Author Byline: the medical sales recruiter
There are several things to think about when you are considering job opportunities in medical sales, whether you’re moving into it or moving around in it. In the first part of this series (Explaining Medical Sales - Part I) we talked about what’s involved in capital sales, and in the second part (Explaining Medical Sales - Part II) we covered consumable and service sales and what kinds of personalities best fit different sales jobs. In today’s video, I discuss specific aspects of sales jobs like:
How high do you want to call up in the organization? A large capital sale, for instance, will require you call on people high in the organization, such as the CEO or top administrator. If you’re not comfortable with that, you definitely need to stick with consumable sales or service sales.
How often do you need to close? If you need to close sales frequently to feel successful, then you don’t want a high-dollar close (like those typically involved in capital sales). You also don’t want a high-dollar close if you don’t want a lot of travel. Less travel, on the other hand, gives you more customers within a smaller area, but also gives you smaller closes (typically consumable sales or service sales).
Process–do you enjoy simple or complicated?
Potential employer - how do they manage their sales force? Do you mind being micromanaged through a very structured system? Or, can you handle great independence? You need to fit the organization you work for to your personality type.

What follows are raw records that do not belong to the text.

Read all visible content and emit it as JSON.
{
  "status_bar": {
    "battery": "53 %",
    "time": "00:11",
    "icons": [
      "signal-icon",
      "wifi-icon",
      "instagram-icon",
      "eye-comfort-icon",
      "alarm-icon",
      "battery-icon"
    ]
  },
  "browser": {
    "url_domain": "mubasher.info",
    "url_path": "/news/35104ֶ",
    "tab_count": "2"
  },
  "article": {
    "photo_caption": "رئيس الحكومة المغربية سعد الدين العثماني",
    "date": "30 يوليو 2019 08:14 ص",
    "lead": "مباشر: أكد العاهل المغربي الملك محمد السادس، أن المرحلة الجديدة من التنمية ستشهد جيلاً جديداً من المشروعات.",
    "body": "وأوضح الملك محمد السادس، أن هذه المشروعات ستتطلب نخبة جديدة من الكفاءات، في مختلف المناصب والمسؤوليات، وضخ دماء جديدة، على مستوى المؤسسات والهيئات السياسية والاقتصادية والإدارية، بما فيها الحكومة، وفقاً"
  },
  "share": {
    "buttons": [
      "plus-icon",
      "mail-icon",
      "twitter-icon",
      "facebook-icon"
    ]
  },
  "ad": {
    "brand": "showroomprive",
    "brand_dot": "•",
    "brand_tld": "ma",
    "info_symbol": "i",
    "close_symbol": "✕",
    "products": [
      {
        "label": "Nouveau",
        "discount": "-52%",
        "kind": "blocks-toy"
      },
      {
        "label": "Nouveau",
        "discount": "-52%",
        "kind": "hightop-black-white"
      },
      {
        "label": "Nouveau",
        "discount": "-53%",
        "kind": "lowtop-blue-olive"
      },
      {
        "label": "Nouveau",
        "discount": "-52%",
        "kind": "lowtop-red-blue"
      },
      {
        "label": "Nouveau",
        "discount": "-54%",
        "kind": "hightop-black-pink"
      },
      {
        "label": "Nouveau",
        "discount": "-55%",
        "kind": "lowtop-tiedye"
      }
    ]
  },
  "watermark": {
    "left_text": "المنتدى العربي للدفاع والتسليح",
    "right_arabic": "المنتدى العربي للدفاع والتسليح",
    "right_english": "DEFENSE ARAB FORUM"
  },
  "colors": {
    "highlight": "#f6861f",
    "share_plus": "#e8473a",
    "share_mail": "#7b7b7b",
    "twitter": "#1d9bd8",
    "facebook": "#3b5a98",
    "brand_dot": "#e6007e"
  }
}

Do you want to be the key person in the sale and handle it all on your own? Or, do you want to be able to bring in a team with several specialists to assist your sale? One thing about pharmaceutical sales: it’s very different from all other areas of medical sales (laboratory sales, clinical diagnostics sales, medical supplies sales, medical equipment sales, surgical supplies sales, imaging sales, biotechnology sales, cellular/molecular products sales, medical device sales, hospital equipment sales, imaging sales, etc.). Pharmaceutical sales reps can’t ask for the business, or close the deal. They can increase their numbers, and there are some great salespeople involved in pharmaceutical sales. But for them to move over into one of these other areas, they might as well be starting over. It’s not to say they won’t be successful…I’m just saying it’s different.

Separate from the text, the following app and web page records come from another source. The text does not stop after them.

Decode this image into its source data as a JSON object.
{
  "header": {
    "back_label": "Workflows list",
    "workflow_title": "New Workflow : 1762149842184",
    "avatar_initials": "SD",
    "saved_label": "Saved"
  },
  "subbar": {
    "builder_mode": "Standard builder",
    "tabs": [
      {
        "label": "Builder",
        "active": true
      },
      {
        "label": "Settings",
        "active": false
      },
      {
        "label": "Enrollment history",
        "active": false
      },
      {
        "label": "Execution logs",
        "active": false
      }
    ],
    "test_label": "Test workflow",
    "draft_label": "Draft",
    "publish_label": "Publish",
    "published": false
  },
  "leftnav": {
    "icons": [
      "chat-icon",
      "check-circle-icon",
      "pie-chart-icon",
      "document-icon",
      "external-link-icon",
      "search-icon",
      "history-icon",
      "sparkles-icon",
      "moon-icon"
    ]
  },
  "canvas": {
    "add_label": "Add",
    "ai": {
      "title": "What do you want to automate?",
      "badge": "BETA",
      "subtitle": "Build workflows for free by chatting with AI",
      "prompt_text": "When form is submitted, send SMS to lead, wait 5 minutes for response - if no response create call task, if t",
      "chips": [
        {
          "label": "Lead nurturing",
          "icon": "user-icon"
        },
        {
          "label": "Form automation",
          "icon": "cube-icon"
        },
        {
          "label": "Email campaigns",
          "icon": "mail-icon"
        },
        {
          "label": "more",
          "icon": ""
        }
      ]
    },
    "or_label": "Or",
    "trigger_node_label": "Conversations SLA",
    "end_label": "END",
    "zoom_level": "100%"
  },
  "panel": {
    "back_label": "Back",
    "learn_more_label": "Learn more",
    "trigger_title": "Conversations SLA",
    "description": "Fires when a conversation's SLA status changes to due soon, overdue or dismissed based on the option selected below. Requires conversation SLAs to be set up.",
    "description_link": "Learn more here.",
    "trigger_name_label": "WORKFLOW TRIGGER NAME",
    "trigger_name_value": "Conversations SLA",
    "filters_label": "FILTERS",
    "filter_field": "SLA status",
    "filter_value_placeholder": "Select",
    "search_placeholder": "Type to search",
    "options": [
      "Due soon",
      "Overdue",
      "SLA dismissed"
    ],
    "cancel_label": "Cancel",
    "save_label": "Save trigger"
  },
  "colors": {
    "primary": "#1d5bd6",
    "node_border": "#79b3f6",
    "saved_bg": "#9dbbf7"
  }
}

What do you think about these areas? Can you see what kinds of personality traits might best fit? What’s been your experience with different types of sales jobs?